Broken Will, Lost Soul

RE: 8/12/2018 article of “Broken Guy goes down with plane” from the Los Angeles Times

However bleak and and fatalistic his views on Death of God and Nihilism might be, the one definitive thing German philosopher Friedrich Nietzsche knew was this: “Anyone who has a why to live can bear also any hows.” How reassuring it is because it means that even if life presents you anything but shattered dreams, aborted hopes, and clipped anticipations for whatever you try to work out, as long as you still hold steadfastly onto a sense of purpose – that is a why to continue this so-called “life”- your life will not end in nil, or in crash such as the man I read about in the newspaper today.

His name was allegedly known as “Richard Russel,” according to his bantering with an airport controller during his audaciously precarious aerial heist of an passenger aircraft he had stolen from Sea-Tac Airport in WA. He was reported to be a 29-year old former ground service agent at Horizon who had also run a bakery with his wife until 2015. It is reported that he died in crash on a wooded area on Ketro Island south of Seattle, WA by saying, “I wasn’t really planning on landing it.” The plane did not hit any structures nor did it cause any collateral damages to private properties, since the island itself is underdeveloped.
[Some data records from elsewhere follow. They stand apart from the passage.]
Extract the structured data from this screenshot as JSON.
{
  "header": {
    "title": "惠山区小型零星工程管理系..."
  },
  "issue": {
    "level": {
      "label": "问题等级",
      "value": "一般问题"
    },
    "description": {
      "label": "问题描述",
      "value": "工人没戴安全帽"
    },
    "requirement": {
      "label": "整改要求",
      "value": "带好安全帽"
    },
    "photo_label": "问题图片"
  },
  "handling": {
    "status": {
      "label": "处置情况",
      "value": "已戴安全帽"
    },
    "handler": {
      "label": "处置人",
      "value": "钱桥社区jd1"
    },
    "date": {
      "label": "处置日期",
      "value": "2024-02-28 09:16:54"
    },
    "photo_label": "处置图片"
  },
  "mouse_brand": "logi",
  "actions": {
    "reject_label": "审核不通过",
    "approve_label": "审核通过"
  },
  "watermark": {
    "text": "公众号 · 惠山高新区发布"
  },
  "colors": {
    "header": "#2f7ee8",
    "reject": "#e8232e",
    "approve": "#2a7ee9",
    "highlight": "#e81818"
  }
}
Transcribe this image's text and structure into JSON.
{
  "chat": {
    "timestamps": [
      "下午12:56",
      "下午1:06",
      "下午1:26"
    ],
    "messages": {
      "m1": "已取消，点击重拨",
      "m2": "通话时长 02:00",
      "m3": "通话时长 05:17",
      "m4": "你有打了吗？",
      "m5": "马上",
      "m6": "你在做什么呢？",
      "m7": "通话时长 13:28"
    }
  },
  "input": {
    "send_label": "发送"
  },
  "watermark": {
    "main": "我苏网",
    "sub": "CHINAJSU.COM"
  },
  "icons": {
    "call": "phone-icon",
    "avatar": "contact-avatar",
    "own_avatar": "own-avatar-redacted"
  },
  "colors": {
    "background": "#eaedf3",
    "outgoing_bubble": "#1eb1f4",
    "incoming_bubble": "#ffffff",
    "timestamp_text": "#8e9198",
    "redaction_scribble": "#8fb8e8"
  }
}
The whys and wherefores of Russel’s quixotic joy ride have not yet been manifested in the course of the current FBI investigation, but judging from his communication with the controller, he might have been suffering from existential vertigo in which he had lost a sense of purpose, a why for continuing his life in dealing with demands of tasks that everyday life had imposed on.
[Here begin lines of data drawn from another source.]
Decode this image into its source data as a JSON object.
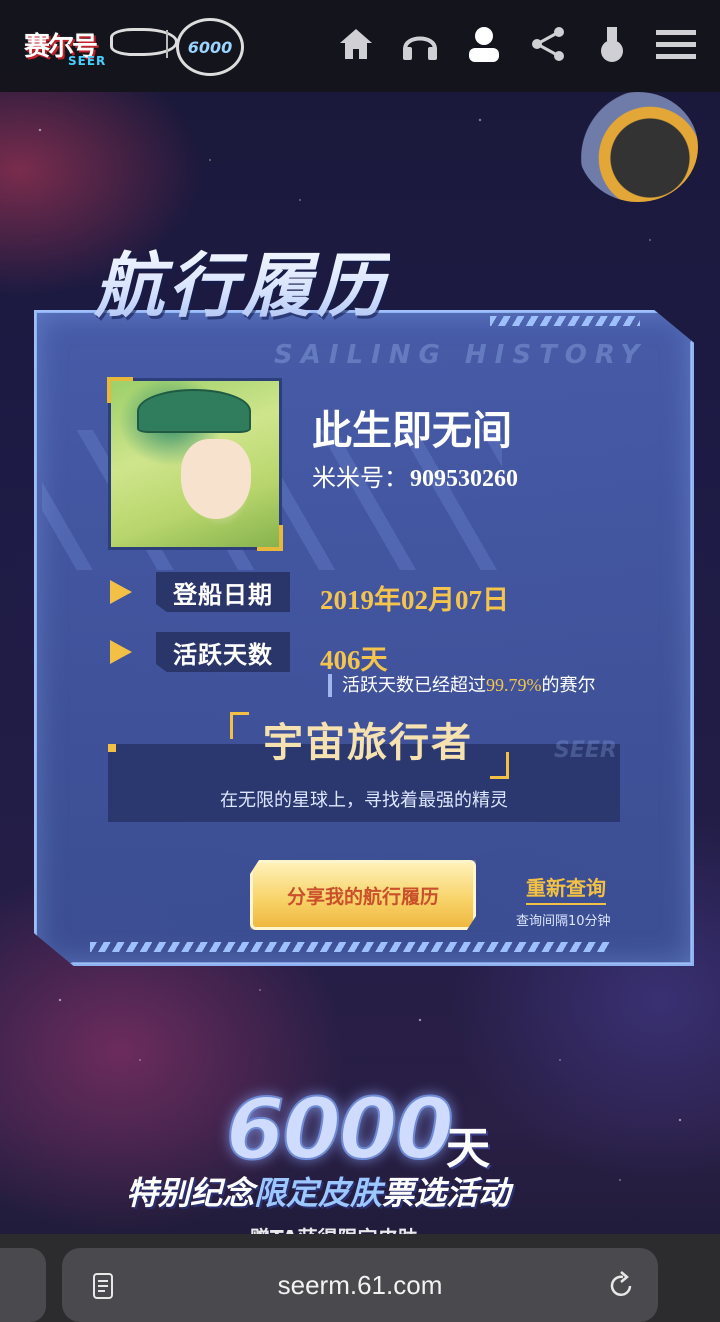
{
  "header": {
    "logo_text": "赛尔号",
    "logo_sub": "SEER",
    "badge_text": "6000",
    "nav": [
      {
        "icon": "home-icon"
      },
      {
        "icon": "headphones-icon"
      },
      {
        "icon": "user-icon"
      },
      {
        "icon": "share-icon"
      },
      {
        "icon": "potion-icon"
      },
      {
        "icon": "menu-icon"
      }
    ]
  },
  "card": {
    "title": "航行履历",
    "subtitle": "SAILING HISTORY",
    "player_name": "此生即无间",
    "player_id_label": "米米号：",
    "player_id": "909530260",
    "boarding_label": "登船日期",
    "boarding_date": "2019年02月07日",
    "active_label": "活跃天数",
    "active_days": "406天",
    "active_note_pre": "活跃天数已经超过",
    "active_percent": "99.79%",
    "active_note_post": "的赛尔",
    "rank_title": "宇宙旅行者",
    "rank_desc": "在无限的星球上，寻找着最强的精灵",
    "rank_watermark": "SEER",
    "share_label": "分享我的航行履历",
    "requery_label": "重新查询",
    "requery_note": "查询间隔10分钟"
  },
  "promo": {
    "big_number": "6000",
    "big_unit": "天",
    "line_pre": "特别纪念",
    "line_highlight": "限定皮肤",
    "line_post": "票选活动",
    "cut_line": "赠TA获得限定皮肤"
  },
  "browser": {
    "url": "seerm.61.com"
  },
  "colors": {
    "accent_gold": "#f4c44d",
    "card_blue": "#4a60b0",
    "header_bg": "#14141c"
  }
}
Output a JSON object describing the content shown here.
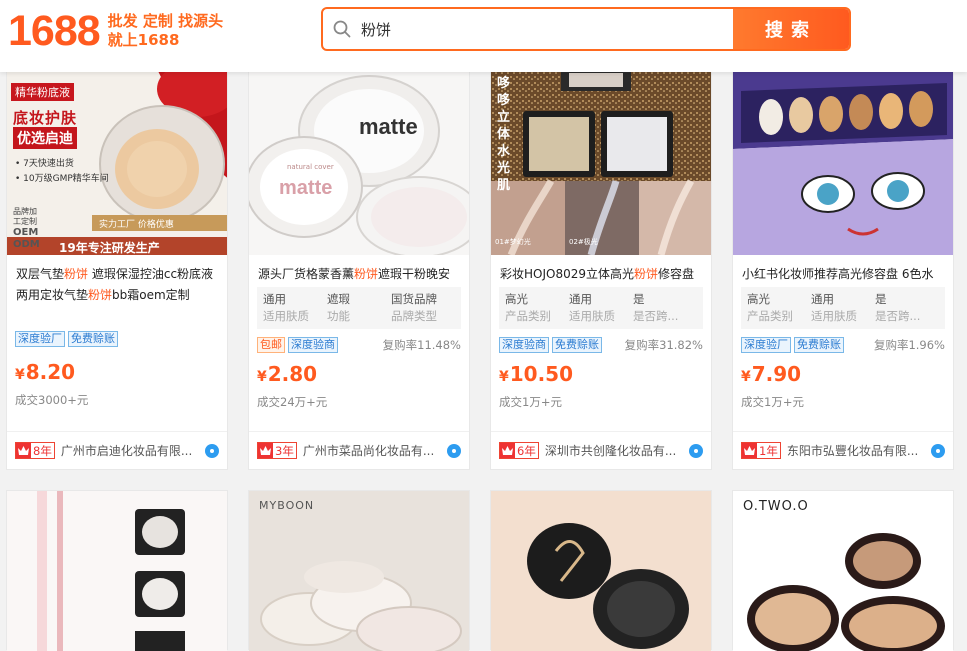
{
  "header": {
    "logo": "1688",
    "slogan_line1": "批发 定制 找源头",
    "slogan_line2": "就上1688",
    "search_value": "粉饼",
    "search_button": "搜索"
  },
  "colors": {
    "accent": "#ff5a1f",
    "tag_blue": "#2b7bd1"
  },
  "products": [
    {
      "title_parts": [
        "双层气垫",
        "粉饼",
        " 遮瑕保湿控油cc粉底液两用定妆气垫",
        "粉饼",
        "bb霜oem定制"
      ],
      "image_text": {
        "badge": "精华粉底液",
        "l1": "底妆护肤",
        "l2": "优选启迪",
        "b1": "• 7天快速出货",
        "b2": "• 10万级GMP精华车间",
        "side": "品牌加工定制",
        "oem": "OEM",
        "odm": "ODM",
        "bar": "实力工厂   价格优惠",
        "footer": "19年专注研发生产"
      },
      "attrs": [],
      "tags": [
        {
          "text": "深度验厂",
          "style": "blue"
        },
        {
          "text": "免费赊账",
          "style": "blue"
        }
      ],
      "repurchase": "",
      "price_symbol": "¥",
      "price": "8.20",
      "sold": "成交3000+元",
      "years": "8年",
      "shop": "广州市启迪化妆品有限..."
    },
    {
      "title_parts": [
        "源头厂货格蒙香薰",
        "粉饼",
        "遮瑕干粉晚安"
      ],
      "image_text": {
        "a": "matte",
        "b": "matte",
        "c": "natural cover"
      },
      "attrs": [
        {
          "value": "通用",
          "key": "适用肤质"
        },
        {
          "value": "遮瑕",
          "key": "功能"
        },
        {
          "value": "国货品牌",
          "key": "品牌类型"
        }
      ],
      "tags": [
        {
          "text": "包邮",
          "style": "orange"
        },
        {
          "text": "深度验商",
          "style": "blue"
        }
      ],
      "repurchase": "复购率11.48%",
      "price_symbol": "¥",
      "price": "2.80",
      "sold": "成交24万+元",
      "years": "3年",
      "shop": "广州市菜品尚化妆品有..."
    },
    {
      "title_parts": [
        "彩妆HOJO8029立体高光",
        "粉饼",
        "修容盘"
      ],
      "image_text": {
        "vertical": "哆哆立体水光肌",
        "c1": "01#梦幻光",
        "c2": "02#极光"
      },
      "attrs": [
        {
          "value": "高光",
          "key": "产品类别"
        },
        {
          "value": "通用",
          "key": "适用肤质"
        },
        {
          "value": "是",
          "key": "是否跨..."
        }
      ],
      "tags": [
        {
          "text": "深度验商",
          "style": "blue"
        },
        {
          "text": "免费赊账",
          "style": "blue"
        }
      ],
      "repurchase": "复购率31.82%",
      "price_symbol": "¥",
      "price": "10.50",
      "sold": "成交1万+元",
      "years": "6年",
      "shop": "深圳市共创隆化妆品有..."
    },
    {
      "title_parts": [
        "小红书化妆师推荐高光修容盘 6色水"
      ],
      "image_text": {},
      "attrs": [
        {
          "value": "高光",
          "key": "产品类别"
        },
        {
          "value": "通用",
          "key": "适用肤质"
        },
        {
          "value": "是",
          "key": "是否跨..."
        }
      ],
      "tags": [
        {
          "text": "深度验厂",
          "style": "blue"
        },
        {
          "text": "免费赊账",
          "style": "blue"
        }
      ],
      "repurchase": "复购率1.96%",
      "price_symbol": "¥",
      "price": "7.90",
      "sold": "成交1万+元",
      "years": "1年",
      "shop": "东阳市弘豐化妆品有限..."
    }
  ],
  "second_row": [
    {
      "image_text": ""
    },
    {
      "image_text": "MYBOON"
    },
    {
      "image_text": ""
    },
    {
      "image_text": "O.TWO.O"
    }
  ]
}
In case of art imitating life, Russsel on the passenger aircraft reminds me of Don Quixote who, on his beloved Rocinante, gallops toward the huge windmill to vanquish it, a stereoscopic symbol of pompous hypocrisy of life that generates nothing but the ills. Foolish, yes, needless to say. But heinous or even insidious? Hardly so. Stealing is one thing, but ending his life out of emotional distress is another thing, as they are apples and oranges in the sense that he meant no fatal harm on anyone by using the stolen aircraft as a weapon of mass destruction as in the case of the terrorist carnage of 9/11. I wonder what might have gone through his mind in the cockpit of the plane as he was nearing to the end of his life: a phantasmagorical display of his memories that he had collected through life, willed or unwilled? Perhaps, being a pilot of the plane might have given him a tactile sensation of being capable of piloting his own life, that ineffable stupendousness of capability, which would have given him the equal dose of confidence at the spur of the fateful moment.

Playing a pseudo psychiatrist is not my forte, but it is viable to think that Russel ‘s contemporary strains of life and postmortem malady that anesthetized his Reason and thus emboldened him to do such a foolhardily venturesome act at the expense of his own life are something that we can feel pathos at the least. And that is why I find it hard to criminalize him by putting him into a moral/ethical Procrustean bed, which also brings me back to an act in Macbeth:
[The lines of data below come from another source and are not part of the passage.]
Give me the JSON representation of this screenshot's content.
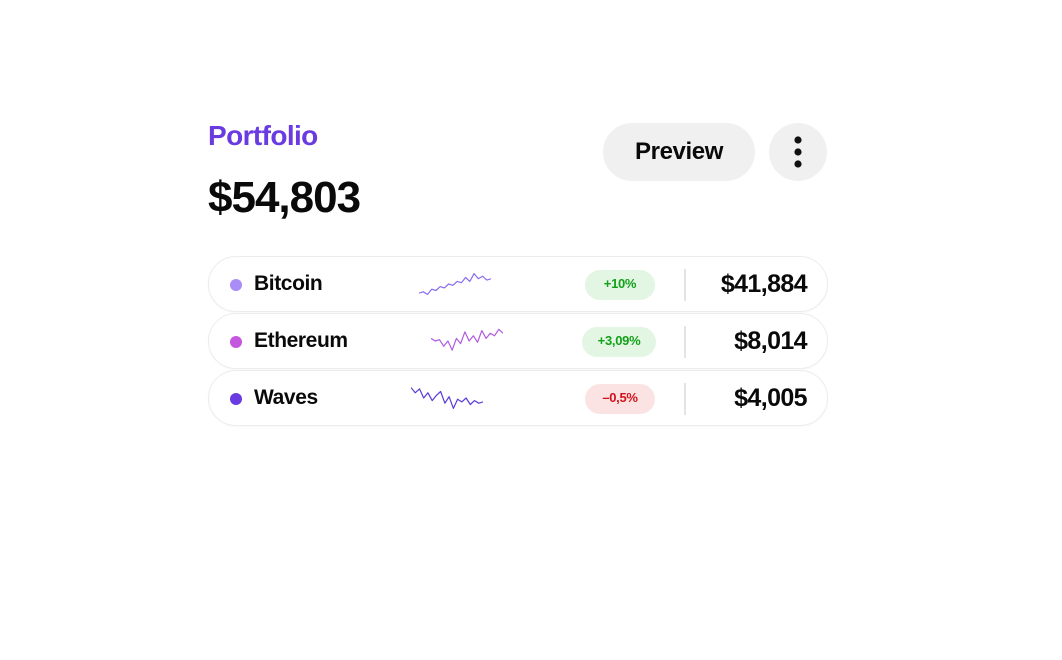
{
  "portfolio": {
    "title": "Portfolio",
    "total": "$54,803",
    "accent_color": "#6a3be0"
  },
  "actions": {
    "preview_label": "Preview",
    "more_icon": "more-vertical-icon"
  },
  "assets": [
    {
      "name": "Bitcoin",
      "dot_color": "#a98cf5",
      "change": "+10%",
      "trend": "up",
      "value": "$41,884",
      "sparkline": [
        0.15,
        0.2,
        0.1,
        0.3,
        0.25,
        0.4,
        0.35,
        0.5,
        0.45,
        0.6,
        0.55,
        0.75,
        0.6,
        0.9,
        0.7,
        0.8,
        0.65,
        0.7
      ],
      "spark_color": "#8a6cf0"
    },
    {
      "name": "Ethereum",
      "dot_color": "#c456e0",
      "change": "+3,09%",
      "trend": "up",
      "value": "$8,014",
      "sparkline": [
        0.6,
        0.5,
        0.55,
        0.3,
        0.5,
        0.15,
        0.6,
        0.4,
        0.85,
        0.5,
        0.7,
        0.45,
        0.9,
        0.6,
        0.8,
        0.7,
        0.95,
        0.8
      ],
      "spark_color": "#b05ae0"
    },
    {
      "name": "Waves",
      "dot_color": "#6a3be0",
      "change": "–0,5%",
      "trend": "down",
      "value": "$4,005",
      "sparkline": [
        0.9,
        0.7,
        0.85,
        0.5,
        0.7,
        0.4,
        0.6,
        0.75,
        0.3,
        0.55,
        0.1,
        0.45,
        0.35,
        0.5,
        0.25,
        0.4,
        0.3,
        0.35
      ],
      "spark_color": "#5a3ad8"
    }
  ]
}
“Life is but a walking shadow, a poor player that struts and frets his hour upon the stage; and then is heard no more; it is a tale told by an idiot, full of sound and fury, signifying nothing”

Hostages to Franchisers; on No Poaching Clauses

Re: July 10, 2018 article of “Fast-food hiring practices are probed” by Jeff Stein of The LA Times

Working at a fast food store is often the only possible choice of laboring men and women out of steady, well-paying employment under unfavorable circumstances that push them to choose provisional jobs to eke out living, just as some of aristocratic and educated middle-class men used to work at the docks at a harbor in Victorian England. To add insult to the injury, be it ever known that any such worker who finds himself/herself in the labor limbo gives hostages to employment security in exchange of his/her sovereign principles, dreams, and wills.

I was appalled by this article of modern-day version of indentured service term called “No-Poaching Clauses,” which restricts managers from hiring employees from another store in the chain. Such arbitrary employment practice oppresses not only the livelihood but also dignity of employees working at well-known fast food franchises in the U.S.

By binding employees only to one store in the chain, an employer violates the quintessential elements of what makes us human: to quest for freedom of will, will to meaning, and meaning of life. Anyone striving for a new opportunity in life should do so to achieve individual values of life of which the acquisition of sustenance is indispensably requisite.

Forget sectarian political tendencies and partisan ideologies that are nothing but airy doctrines and demagogic campaign leaflets that are not in touch with the reality. Although it is reassuring to learn that there are at least seemingly some conscientious politicians (thank God for exerting their statesmanship on the existential matters of citizens’ daily lives) who are investigating such proprietorial contractual clauses, there should be many more bipartisan politicians willing to join the force to voice out the injustice done by the employers of the franchises and stop the exploitation of their workers at once.

Never forget  “The laborer is worthy of the reward.”